A story that filled my childhood imagination was one told by my mother about the number 78 double-decker bus which was crossing Tower Bridge just as it started to rise. Normally red lights and a bell alerted pedestrians to vacate the middle section, then the gates would close to traffic and the bridge would be raised. But on this occasion the safety procedures hadn’t worked and the bus driver found himself on a rising bascule with no time to stop or reverse. The north side rises a fraction faster than the south, and realizing that the bus was on the quicker rising north side, the driver hit the accelerator, and the bus jumped the three foot gap between the opening arms. Had the bus been on the south side, it would have smashed into the slower opening north arm, but instead it landed safely on the southern bascule. The bus driver, conductor and all eight passengers, were saved from certain death. The story made a deep impression on me, no doubt because my Mother was herself one of the passengers on that bus!
An artist's impression of the bus jumping Tower Bridge
But a few years ago I made an odd discovery, which throws a strange light onto my lifelong fascination for, and fear of the old river. I’d always assumed the bus incident had taken place during the war, but I found out it actually happened on 30th December 1952, just six months before I was born.
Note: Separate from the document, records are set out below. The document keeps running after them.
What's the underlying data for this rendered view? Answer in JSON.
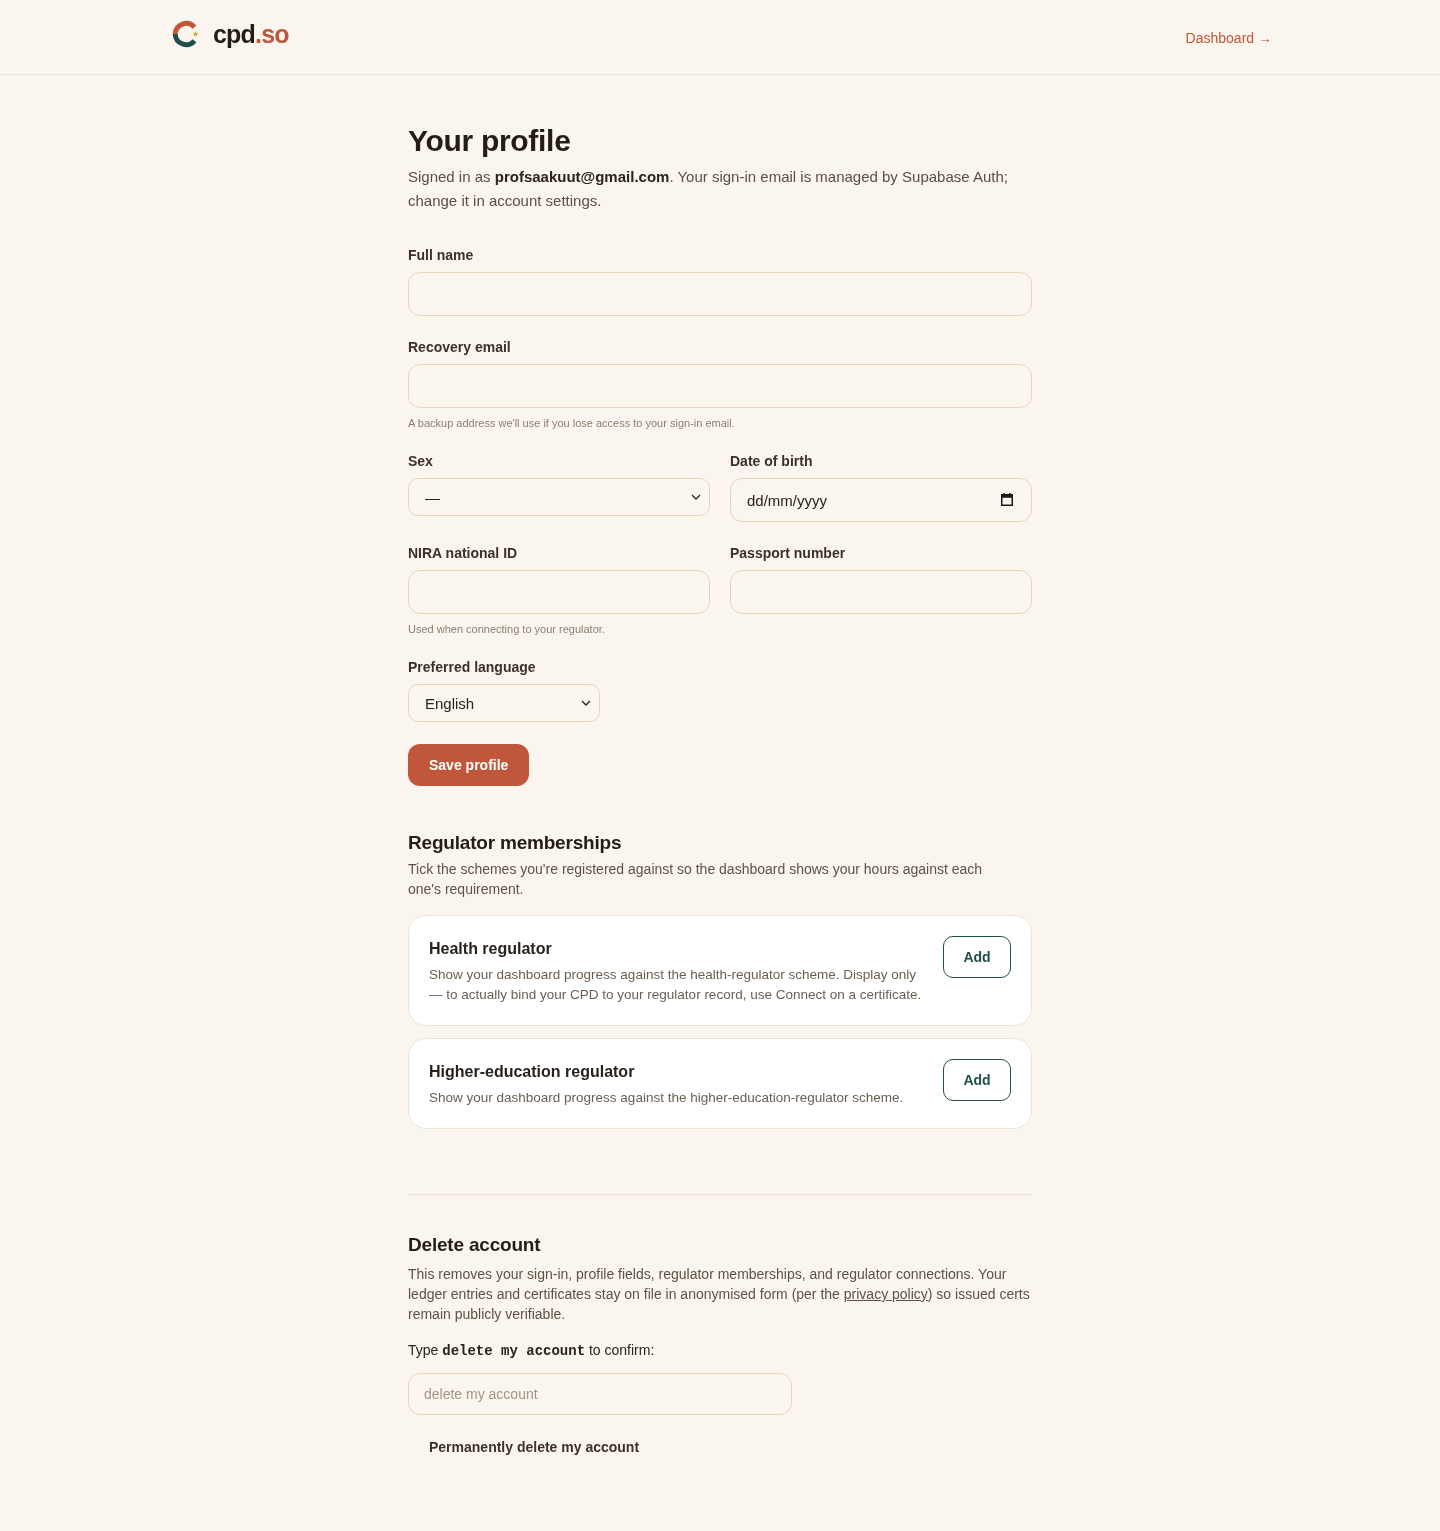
{
  "header": {
    "logo": {
      "name": "cpd",
      "suffix": ".so"
    },
    "dashboard_link": "Dashboard →"
  },
  "profile": {
    "title": "Your profile",
    "intro": "Signed in as **profsaakuut@gmail.com**. Your sign-in email is managed by Supabase Auth; change it in account settings.",
    "rows": [
      [
        {
          "kind": "text",
          "label": "Full name"
        }
      ],
      [
        {
          "kind": "text",
          "label": "Recovery email",
          "hint": "A backup address we'll use if you lose access to your sign-in email."
        }
      ],
      [
        {
          "kind": "select",
          "label": "Sex",
          "value": "—"
        },
        {
          "kind": "date",
          "label": "Date of birth",
          "placeholder": "dd/mm/yyyy"
        }
      ],
      [
        {
          "kind": "text",
          "label": "NIRA national ID",
          "hint": "Used when connecting to your regulator."
        },
        {
          "kind": "text",
          "label": "Passport number"
        }
      ]
    ],
    "preferred_language": {
      "label": "Preferred language",
      "value": "English"
    },
    "save_button": "Save profile"
  },
  "regulator_memberships": {
    "title": "Regulator memberships",
    "description": "Tick the schemes you're registered against so the dashboard shows your hours against each one's requirement.",
    "schemes": [
      {
        "name": "Health regulator",
        "description": "Show your dashboard progress against the health-regulator scheme. Display only — to actually bind your CPD to your regulator record, use Connect on a certificate.",
        "button": "Add"
      },
      {
        "name": "Higher-education regulator",
        "description": "Show your dashboard progress against the higher-education-regulator scheme.",
        "button": "Add"
      }
    ]
  },
  "delete_account": {
    "title": "Delete account",
    "description": {
      "before": "This removes your sign-in, profile fields, regulator memberships, and regulator connections. Your ledger entries and certificates stay on file in anonymised form (per the ",
      "link": "privacy policy",
      "after": ") so issued certs remain publicly verifiable."
    },
    "confirm_label": "Type **delete my account** to confirm:",
    "confirm_placeholder": "delete my account",
    "delete_button": "Permanently delete my account"
  }
}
So, it seemed I too had been on the bus that jumped Tower Bridge that day – the unseen passenger and the unrecorded survivor.